The Network of People Living with HIV/AIDS in Nigeria, Bauchi State chapter, on Tuesday sought the state government’s intervention in the treatment of members to curtail health complications among them.
Coordinator of the network, Mr Abdullahi Ibrahim said this in Bauchi that the N3,000 cost of the biannual haematology screening had scared members away from attending clinics.
He added that members could no longer access free supplements and anti- malarial drugs in dedicated facilities since 2014.
“The cost of treatment is a burden to our members as only the antiretroviral drugs and sometimes Septrin, an anti-malarial, are provided to patients free by development partners.
“Our members visit primary healthcare centres for drugs only since the haematology screening is conducted only at the Abubakar Tafawa Balewa University Teaching Hospital (ATBUTH).
“The idea is that, if a house head has dependants that are all positive for the virus, he cannot afford to pay the bills.

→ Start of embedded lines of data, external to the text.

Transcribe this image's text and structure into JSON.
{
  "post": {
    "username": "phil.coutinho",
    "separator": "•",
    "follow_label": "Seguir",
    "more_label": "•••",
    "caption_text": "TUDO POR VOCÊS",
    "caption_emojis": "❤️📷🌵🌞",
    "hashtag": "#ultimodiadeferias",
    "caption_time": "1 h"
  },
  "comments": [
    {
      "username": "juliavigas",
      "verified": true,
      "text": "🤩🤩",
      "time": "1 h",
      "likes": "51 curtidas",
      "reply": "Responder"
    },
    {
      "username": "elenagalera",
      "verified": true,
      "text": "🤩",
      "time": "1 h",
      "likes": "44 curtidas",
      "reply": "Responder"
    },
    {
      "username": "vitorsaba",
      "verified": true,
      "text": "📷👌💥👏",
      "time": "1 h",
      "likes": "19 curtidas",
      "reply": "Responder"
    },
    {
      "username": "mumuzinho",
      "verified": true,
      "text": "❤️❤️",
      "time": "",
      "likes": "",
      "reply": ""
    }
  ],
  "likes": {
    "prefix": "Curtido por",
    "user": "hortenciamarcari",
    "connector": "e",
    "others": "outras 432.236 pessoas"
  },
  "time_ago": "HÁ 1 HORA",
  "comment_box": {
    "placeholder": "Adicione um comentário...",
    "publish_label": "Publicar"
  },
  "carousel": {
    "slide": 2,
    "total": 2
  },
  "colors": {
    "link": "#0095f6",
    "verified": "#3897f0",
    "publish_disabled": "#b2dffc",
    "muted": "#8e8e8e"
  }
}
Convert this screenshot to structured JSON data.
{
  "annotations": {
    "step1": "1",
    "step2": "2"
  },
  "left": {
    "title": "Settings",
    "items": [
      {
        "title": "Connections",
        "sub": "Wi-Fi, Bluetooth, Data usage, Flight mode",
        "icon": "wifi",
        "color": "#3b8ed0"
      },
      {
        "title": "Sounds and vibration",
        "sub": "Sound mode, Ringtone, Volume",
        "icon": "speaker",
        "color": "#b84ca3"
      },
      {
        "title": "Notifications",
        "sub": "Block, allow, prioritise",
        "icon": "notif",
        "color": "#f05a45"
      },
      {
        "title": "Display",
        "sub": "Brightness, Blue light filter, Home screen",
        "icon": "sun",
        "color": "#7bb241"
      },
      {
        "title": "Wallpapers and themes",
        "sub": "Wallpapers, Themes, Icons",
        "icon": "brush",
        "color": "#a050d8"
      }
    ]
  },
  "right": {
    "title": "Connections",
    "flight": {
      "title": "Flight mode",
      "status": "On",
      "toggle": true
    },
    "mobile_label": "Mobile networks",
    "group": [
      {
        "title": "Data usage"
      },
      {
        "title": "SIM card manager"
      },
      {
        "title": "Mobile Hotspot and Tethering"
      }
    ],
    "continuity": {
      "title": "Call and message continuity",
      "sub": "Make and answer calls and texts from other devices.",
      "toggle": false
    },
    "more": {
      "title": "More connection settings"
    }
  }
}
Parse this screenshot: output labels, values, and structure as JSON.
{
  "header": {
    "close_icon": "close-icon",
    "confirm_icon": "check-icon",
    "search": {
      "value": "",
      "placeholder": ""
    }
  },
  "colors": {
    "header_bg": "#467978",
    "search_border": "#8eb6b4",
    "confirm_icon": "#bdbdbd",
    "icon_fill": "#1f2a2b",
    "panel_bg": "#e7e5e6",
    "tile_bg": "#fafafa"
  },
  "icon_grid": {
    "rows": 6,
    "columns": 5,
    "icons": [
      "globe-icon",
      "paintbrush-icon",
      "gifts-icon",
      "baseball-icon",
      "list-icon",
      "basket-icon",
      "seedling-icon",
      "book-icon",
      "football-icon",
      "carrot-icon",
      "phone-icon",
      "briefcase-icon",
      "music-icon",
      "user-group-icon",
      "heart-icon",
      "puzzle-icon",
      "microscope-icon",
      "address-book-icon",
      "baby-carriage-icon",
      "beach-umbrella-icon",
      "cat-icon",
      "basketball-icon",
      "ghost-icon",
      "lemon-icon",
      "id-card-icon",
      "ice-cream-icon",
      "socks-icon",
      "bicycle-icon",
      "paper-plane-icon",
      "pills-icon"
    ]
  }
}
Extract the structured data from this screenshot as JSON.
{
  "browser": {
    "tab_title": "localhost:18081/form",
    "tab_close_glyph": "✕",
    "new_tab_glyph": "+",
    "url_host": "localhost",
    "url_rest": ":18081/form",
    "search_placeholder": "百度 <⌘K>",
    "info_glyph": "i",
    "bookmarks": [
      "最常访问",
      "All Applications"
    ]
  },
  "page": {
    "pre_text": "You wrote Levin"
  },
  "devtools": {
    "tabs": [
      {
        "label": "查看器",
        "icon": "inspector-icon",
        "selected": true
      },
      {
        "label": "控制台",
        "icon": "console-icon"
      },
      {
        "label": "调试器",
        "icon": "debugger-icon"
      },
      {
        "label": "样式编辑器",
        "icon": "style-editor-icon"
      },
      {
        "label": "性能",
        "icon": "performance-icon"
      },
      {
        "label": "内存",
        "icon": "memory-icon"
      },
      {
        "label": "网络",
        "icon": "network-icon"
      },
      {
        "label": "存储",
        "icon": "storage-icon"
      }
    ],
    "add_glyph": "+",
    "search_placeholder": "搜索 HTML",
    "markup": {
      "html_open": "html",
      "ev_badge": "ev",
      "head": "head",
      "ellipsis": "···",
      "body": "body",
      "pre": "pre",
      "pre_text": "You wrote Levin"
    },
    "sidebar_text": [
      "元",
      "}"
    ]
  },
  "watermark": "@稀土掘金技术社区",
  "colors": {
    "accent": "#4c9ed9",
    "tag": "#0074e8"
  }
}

“This will make the family members’ health to deteriorate.
“People with HIV are to go through haematology screening after every six months and the charge at ATBUTH is N3,000.
“We are grateful to the present Chief Medical Director at ATBUTH who slashed the amount by 50 per cent to support us.
“If a client does not take the test, he or she will not know his or her condition,’’ Ibrahim said.
The coordinator acknowledged that the state government was committed to the fight against the spread of the disease.
Ibrahim also lamented the dearth of public enlightenment information about the virus in local communities and in media outlets.
He said that signposts and other visual materials were no longer available to create awareness about HIV.
The coordinator urged health workers to do more on information around mother-to-child transmission of the virus.
He said that health workers should be abreast with current information to ensure that babies were born free of the virus.
“Childbirth is another channel for transmitting the virus, the information is there in the dedicated facilities.
“We expect that quality and genuine information should come from health workers to stem new infections,’’ he said.